╔══
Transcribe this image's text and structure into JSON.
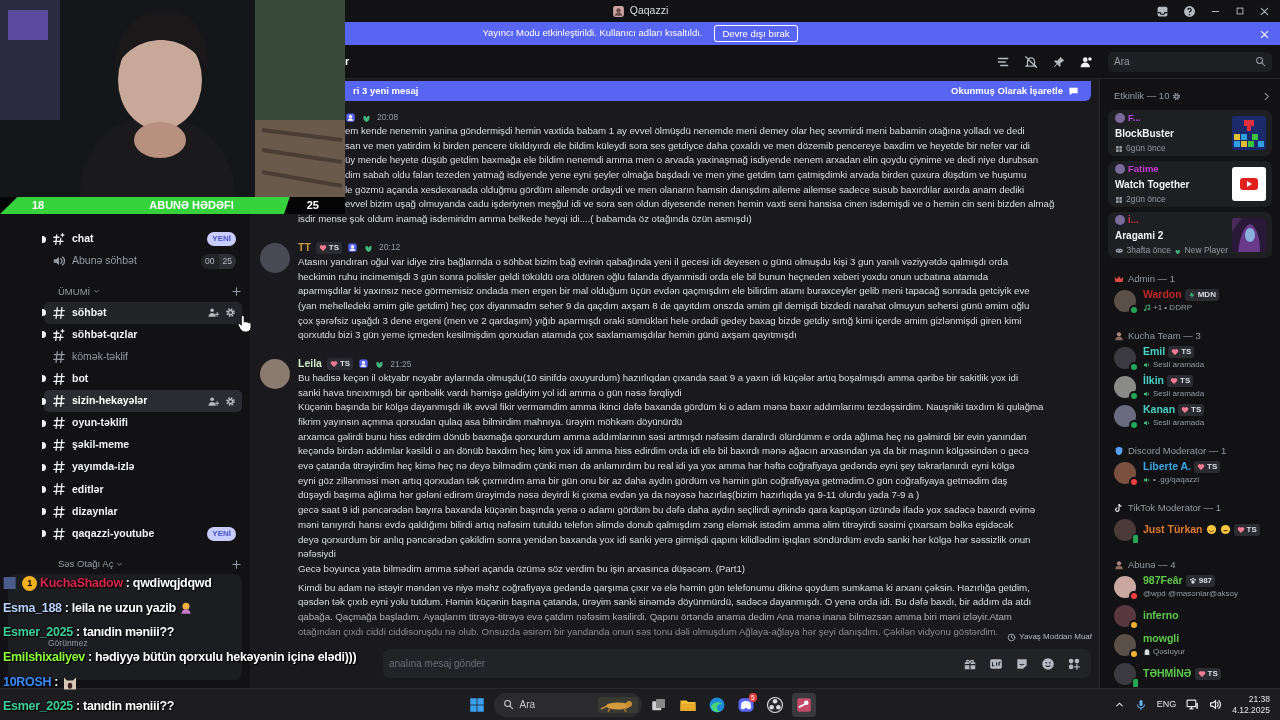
{
  "window": {
    "title": "Qaqazzi"
  },
  "banner": {
    "text": "Yayıncı Modu etkinleştirildi. Kullanıcı adları kısaltıldı.",
    "button": "Devre dışı bırak"
  },
  "goal_bar": {
    "current": "18",
    "label": "ABUNƏ HƏDƏFI",
    "target": "25",
    "level": 0.84
  },
  "sidebar": {
    "items": [
      {
        "kind": "special",
        "name": "chat",
        "unread": true,
        "selected": false,
        "hovered": false,
        "badge": "YENİ"
      },
      {
        "kind": "voice",
        "name": "Abunə söhbət",
        "unread": false,
        "selected": false,
        "hovered": false,
        "counts": [
          "00",
          "25"
        ]
      },
      {
        "kind": "category",
        "name": "ÜMUMİ"
      },
      {
        "kind": "text",
        "name": "söhbət",
        "unread": true,
        "selected": false,
        "hovered": true
      },
      {
        "kind": "special",
        "name": "söhbət-qızlar",
        "unread": true,
        "selected": false,
        "hovered": false
      },
      {
        "kind": "text",
        "name": "kömək-təklif",
        "unread": false,
        "selected": false,
        "hovered": false
      },
      {
        "kind": "text",
        "name": "bot",
        "unread": true,
        "selected": false,
        "hovered": false
      },
      {
        "kind": "text",
        "name": "sizin-hekayələr",
        "unread": true,
        "selected": true,
        "hovered": false
      },
      {
        "kind": "text",
        "name": "oyun-təklifi",
        "unread": true,
        "selected": false,
        "hovered": false
      },
      {
        "kind": "text",
        "name": "şəkil-meme",
        "unread": true,
        "selected": false,
        "hovered": false
      },
      {
        "kind": "text",
        "name": "yayımda-izlə",
        "unread": true,
        "selected": false,
        "hovered": false
      },
      {
        "kind": "text",
        "name": "editlər",
        "unread": true,
        "selected": false,
        "hovered": false
      },
      {
        "kind": "text",
        "name": "dizaynlar",
        "unread": true,
        "selected": false,
        "hovered": false
      },
      {
        "kind": "text",
        "name": "qaqazzi-youtube",
        "unread": true,
        "selected": false,
        "hovered": false,
        "badge": "YENİ"
      },
      {
        "kind": "category",
        "name": "Səs Otağı Aç"
      }
    ],
    "user_status": "Görünmez"
  },
  "channel_header": {
    "name": "r",
    "search_placeholder": "Ara"
  },
  "new_messages": {
    "text": "ri 3 yeni mesaj",
    "action": "Okunmuş Olarak İşaretle"
  },
  "messages": [
    {
      "time": "20:08",
      "lines": [
        "em kende nenemin yanina göndermişdi hemin vaxtida babam 1 ay evvel ölmüşdü nenemde meni demey olar heç sevmirdi meni babamin otağına yolladı ve dedi",
        "san ve men yatirdim ki birden pencere tıkıldıyırdı ele bildim küleydi  sora ses getdiyce daha çoxaldı ve men dözemib pencereye baxdim ve heyetde bir nefer var idi",
        "üy mende heyete düşüb getdim baxmağa ele bildim nenemdi amma men o arvada yaxinaşmağ isdiyende nenem arxadan elin qoydu çiynime ve dedi niye durubsan",
        "dim sabah oldu falan tezeden yatmağ isdiyende yene eyni şeyler olmağa başdadı ve men yine getdim tam çatmişdimki arvada birden çuxura düşdüm ve huşumu",
        "le gözmü açanda xesdexanada olduğmu gördüm ailemde ordaydi ve men olanarın hamsin danışdım aileme ailemse sadece susub baxırdılar axırda anam dediki",
        "evvel bizim uşağ olmuyanda cadu işderiynen meşğul idi ve sora sen oldun diyesende nenen hemin vaxti seni hansisa cinen isdemişdi ve o hemin cin seni bizden almağ",
        "isdir  mense şok oldum inamağ isdemiridm amma belkede heyqi idi....( babamda öz otağında özün asmışdı)"
      ]
    },
    {
      "author": "TT",
      "color": "#c99a3c",
      "tag": "TS",
      "time": "20:12",
      "lines": [
        "Atasını yandıran oğul var idiye zirə bağlarında o söhbət bizim bağ evinin qabağında yeni il gecesi idi deyesen o günü olmuşdu kişi 3 gun yanılı vəziyyətdə qalmışdı orda",
        "heckimin ruhu incimemişdi 3 gün sonra polisler geldi töküldü ora öldüren oğlu falanda diyanmisdi orda ele bil bunun heçneden xeberi yoxdu onun ucbatına atamıda",
        "aparmışdılar ki yaxınsız nece görmemisiz ondada men ergen bir mal olduğum üçün evdən qaçmışdım ele bilirdim atamı buraxceyler gelib meni tapacağ sonrada getciyik eve",
        "(yan mehelledeki əmim gile getdim) heç çox diyanmadm seher 9 da qaçdım axşam 8 de qayıtdım onszda əmim gil demişdi bizdedi narahat olmuyun sehersi günü əmim oğlu",
        "çox şərəfsiz uşağdı 3 dene ergeni (men ve 2 qardaşım) yığıb aparmışdı oraki sümükləri hele ordadi gedey baxag bizde getdiy sırtığ kimi içerde əmim gizlənmişdi giren kimi",
        "qorxutdu bizi 3 gün yeme içmeden kesilmişdim qorxudan atamıda çox saxlamamışdılar  hemin günü axşam qayıtmışdı"
      ]
    },
    {
      "author": "Leila",
      "color": "#cfe8c6",
      "tag": "TS",
      "time": "21:25",
      "lines": [
        "Bu hadisə keçən il oktyabr noyabr aylarında olmuşdu(10 sinifdə oxuyurdum) hazırlıqdan çıxanda saat 9 a yaxın idi küçələr artıq boşalmışdı amma qəribə bir sakitlik yox idi",
        "sanki hava tıncıxmışdı bir qəribəlik vardı həmişə gəldiyim yol idi amma o gün nəsə fərqliydi",
        "Küçənin başında bir kölgə dayanmışdı ilk əvvəl fikir verməmdim amma ikinci dəfə baxanda gördüm ki o adam mənə baxır addımlarımı tezdəşsirdim. Nauşniki taxdım ki qulağma",
        "fikrim yayınsın açmma qorxudan qulaq asa bilmirdim mahnıya. ürəyim möhkəm döyünürdü",
        "arxamca gəlirdi bunu hiss edirdim dönüb baxmağa qorxurdum amma addımlarının səsi artmışdı nəfəsim daralırdı ölürdümm e orda ağlıma heç nə gəlmirdi bir evin yanından",
        "keçəndə birdən addımlar kəsildi o an dönüb baxdım heç kim yox idi amma hiss edirdim orda idi elə bil baxırdı mənə ağacın arxasından ya da bir maşının kölgəsindən o gecə",
        "evə çatanda titrəyirdim heç kimə heç nə deyə bilmədim çünki mən də anlamırdım bu real idi ya yox amma hər həftə coğrafiyaya gedəndə eyni şey təkrarlanırdı eyni kölgə",
        "eyni göz zillənməsi mən artıq qorxudan tək çıxmırdım ama bir gün onu bir az daha aydın gördüm və həmin gün coğrafiyaya getmədim.O gün coğrafiyaya getmədim daş",
        "düşəydi başıma ağlıma hər gələni edirəm ürəyimdə nəsə deyirdi ki çıxma evdən ya da nəyəsə hazırlaş(bizim hazırlıqda ya 9-11 olurdu yada 7-9 a )",
        "gecə saat 9 idi pəncərədən bayıra baxanda küçənin başında yenə o adamı gördüm bu dəfə daha aydın seçilirdi əynində qara kapüşon üzündə ifadə yox sadəcə baxırdı evimə",
        "məni tanıyırdı hansı evdə qaldığımı bilirdi artıq nəfəsim tutuldu telefon əlimdə donub qalmışdım zəng eləmək istədim amma əlim titrəyirdi səsimi çıxarsam bəlkə eşidəcək",
        "deyə qorxurdum bir anlıq pəncərədən çəkildim sonra yenidən baxanda yox idi sanki yerə girmişdi qapını kilidlədim işıqları söndürdüm evdə sanki hər kölgə hər səssizlik onun",
        "nəfəsiydi",
        "Gecə boyunca yata bilmədim amma səhəri açanda özümə söz verdim bu işin arxasınca düşəcəm. (Part1)"
      ]
    },
    {
      "lines": [
        "Kimdi bu adam nə istəyir məndən və niyə məhz coğrafiyaya gedəndə qarşıma çıxır və elə həmin gün telefonumu dikinə qoydum sumkama ki arxanı çəksin.  Hazırlığa getdim,",
        "qəsdən tək çıxıb eyni yolu tutdum. Həmin küçənin başına çatanda, ürəyim sanki sinəmdə döyünmürdü, sadəcə dayanmışdı. O yenə orda idi. Bu dəfə baxdı, bir addım da atdı",
        "qabağa. Qaçmağa başladım. Ayaqlarım titrəyə-titrəyə evə çatdım nəfəsim kəsilirdi. Qapını örtəndə anama dedim Ana mənə inana bilməzsən amma biri məni izləyir.Atam",
        "otağından çıxdı ciddi ciddisoruşdu nə olub. Onsuzda əsirəm bir yandanda onun səs tonu dəli olmuşdum Ağlaya-ağlaya hər şeyi danışdım. Çəkilən vidyonu göstərdim."
      ]
    }
  ],
  "slowmode_note": "Yavaş Moddan Muaf",
  "composer": {
    "placeholder": "analına mesaj gönder"
  },
  "activity": {
    "title": "Etkinlik — 10",
    "cards": [
      {
        "kind": "blocks",
        "user": "F...",
        "color": "#b04ae0",
        "game": "BlockBuster",
        "time": "6gün önce"
      },
      {
        "kind": "video",
        "user": "Fatime",
        "color": "#c93ad6",
        "game": "Watch Together",
        "time": "2gün önce"
      },
      {
        "kind": "art",
        "user": "İ...",
        "color": "#d0344e",
        "game": "Aragami 2",
        "time": "3hafta önce",
        "extra": "New Player"
      }
    ]
  },
  "member_groups": [
    {
      "title": "Admin — 1",
      "members": [
        {
          "name": "Wardon",
          "color": "#c0262c",
          "status": {
            "kind": "dot",
            "color": "#23a55a"
          },
          "tag": {
            "kind": "bolt",
            "text": "MDN"
          },
          "activity": {
            "kind": "note",
            "text": "+1 • DDRP"
          }
        }
      ]
    },
    {
      "title": "Kucha Team — 3",
      "members": [
        {
          "name": "Emil",
          "color": "#48d3c6",
          "status": {
            "kind": "dot",
            "color": "#23a55a"
          },
          "tag": {
            "kind": "heart",
            "text": "TS"
          },
          "activity": {
            "kind": "speaker",
            "text": "Sesli aramada"
          }
        },
        {
          "name": "İlkin",
          "color": "#48d3c6",
          "status": {
            "kind": "dot",
            "color": "#23a55a"
          },
          "tag": {
            "kind": "heart",
            "text": "TS"
          },
          "activity": {
            "kind": "speaker",
            "text": "Sesli aramada"
          }
        },
        {
          "name": "Kanan",
          "color": "#48d3c6",
          "status": {
            "kind": "dot",
            "color": "#23a55a"
          },
          "tag": {
            "kind": "heart",
            "text": "TS"
          },
          "activity": {
            "kind": "speaker",
            "text": "Sesli aramada"
          }
        }
      ]
    },
    {
      "title": "Discord Moderator — 1",
      "members": [
        {
          "name": "Liberte A.",
          "color": "#3aa8e8",
          "status": {
            "kind": "dot",
            "color": "#f23f43"
          },
          "tag": {
            "kind": "heart",
            "text": "TS"
          },
          "activity": {
            "kind": "speaker",
            "text": "• .gg/qaqazzi"
          }
        }
      ]
    },
    {
      "title": "TikTok Moderator — 1",
      "members": [
        {
          "name": "Just Türkan",
          "color": "#e07a30",
          "status": {
            "kind": "mobile",
            "color": "#23a55a"
          },
          "tag": {
            "kind": "heart",
            "text": "TS"
          }
        }
      ]
    },
    {
      "title": "Abunə — 4",
      "members": [
        {
          "name": "987Feâr",
          "color": "#5ec94a",
          "status": {
            "kind": "dot",
            "color": "#f23f43"
          },
          "tag": {
            "kind": "paw",
            "text": "987"
          },
          "activity": {
            "kind": "none",
            "text": "@wpd @masonlar@aksoy"
          }
        },
        {
          "name": "inferno",
          "color": "#5ec94a",
          "status": {
            "kind": "dot",
            "color": "#f0b232"
          }
        },
        {
          "name": "mowgli",
          "color": "#5ec94a",
          "status": {
            "kind": "dot",
            "color": "#f0b232"
          },
          "activity": {
            "kind": "ghost",
            "text": "Qosluyur"
          }
        },
        {
          "name": "TƏHMİNƏ",
          "color": "#5ec94a",
          "status": {
            "kind": "mobile",
            "color": "#23a55a"
          },
          "tag": {
            "kind": "heart",
            "text": "TS"
          }
        }
      ]
    }
  ],
  "stream_chat": [
    {
      "kind": "text",
      "user": "KuchaShadow",
      "color": "#d92550",
      "badge": "1",
      "text": ": qwdiwqjdqwd"
    },
    {
      "kind": "text-emoji",
      "user": "Esma_188",
      "color": "#b9d3ff",
      "text": ": leila ne uzun yazib"
    },
    {
      "kind": "text",
      "user": "Esmer_2025",
      "color": "#3fcf9b",
      "text": ": tanıdin məniii??"
    },
    {
      "kind": "text",
      "user": "Emilshixaliyev",
      "color": "#8dff3a",
      "text": ": hədiyyə bütün qorxulu hekəyənin içinə elədi)))"
    },
    {
      "user": "10ROSH",
      "color": "#3b8cff",
      "text": ":"
    },
    {
      "kind": "text",
      "user": "Esmer_2025",
      "color": "#3fcf9b",
      "text": ": tanıdin məniii??"
    }
  ],
  "taskbar": {
    "search": "Ara",
    "apps": [
      {
        "kind": "start",
        "active": false
      },
      {
        "kind": "taskview",
        "active": false
      },
      {
        "kind": "folder",
        "active": false
      },
      {
        "kind": "browser",
        "active": false
      },
      {
        "kind": "chat",
        "active": false,
        "badge": "5"
      },
      {
        "kind": "recorder",
        "active": false
      },
      {
        "kind": "game",
        "active": true
      }
    ],
    "language": "ENG",
    "time": "21:38",
    "date": "4.12.2025"
  }
}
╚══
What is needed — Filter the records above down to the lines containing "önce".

Answer for the task —
        "time": "6gün önce"
        "time": "2gün önce"
        "time": "3hafta önce",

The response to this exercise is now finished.